(Excerpts from an interface dataset)
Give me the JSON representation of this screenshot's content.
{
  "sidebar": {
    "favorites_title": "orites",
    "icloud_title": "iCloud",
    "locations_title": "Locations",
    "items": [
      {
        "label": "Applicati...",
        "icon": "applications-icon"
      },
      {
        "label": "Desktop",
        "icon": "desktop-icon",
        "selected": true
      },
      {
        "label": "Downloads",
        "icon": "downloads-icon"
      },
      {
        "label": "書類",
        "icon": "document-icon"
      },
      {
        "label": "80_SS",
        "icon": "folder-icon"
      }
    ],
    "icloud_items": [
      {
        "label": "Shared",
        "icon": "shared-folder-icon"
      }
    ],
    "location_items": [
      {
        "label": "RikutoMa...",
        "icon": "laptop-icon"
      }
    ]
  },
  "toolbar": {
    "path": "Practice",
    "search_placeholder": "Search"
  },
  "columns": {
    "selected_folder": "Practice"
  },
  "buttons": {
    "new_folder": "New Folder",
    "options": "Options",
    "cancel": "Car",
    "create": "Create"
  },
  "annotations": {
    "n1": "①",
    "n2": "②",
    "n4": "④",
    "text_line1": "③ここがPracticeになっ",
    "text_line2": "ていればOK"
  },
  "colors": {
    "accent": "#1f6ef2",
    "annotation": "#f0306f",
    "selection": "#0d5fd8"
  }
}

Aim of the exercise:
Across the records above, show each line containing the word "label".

Written solution:
        "label": "Applicati...",
        "label": "Desktop",
        "label": "Downloads",
        "label": "書類",
        "label": "80_SS",
        "label": "Shared",
        "label": "RikutoMa...",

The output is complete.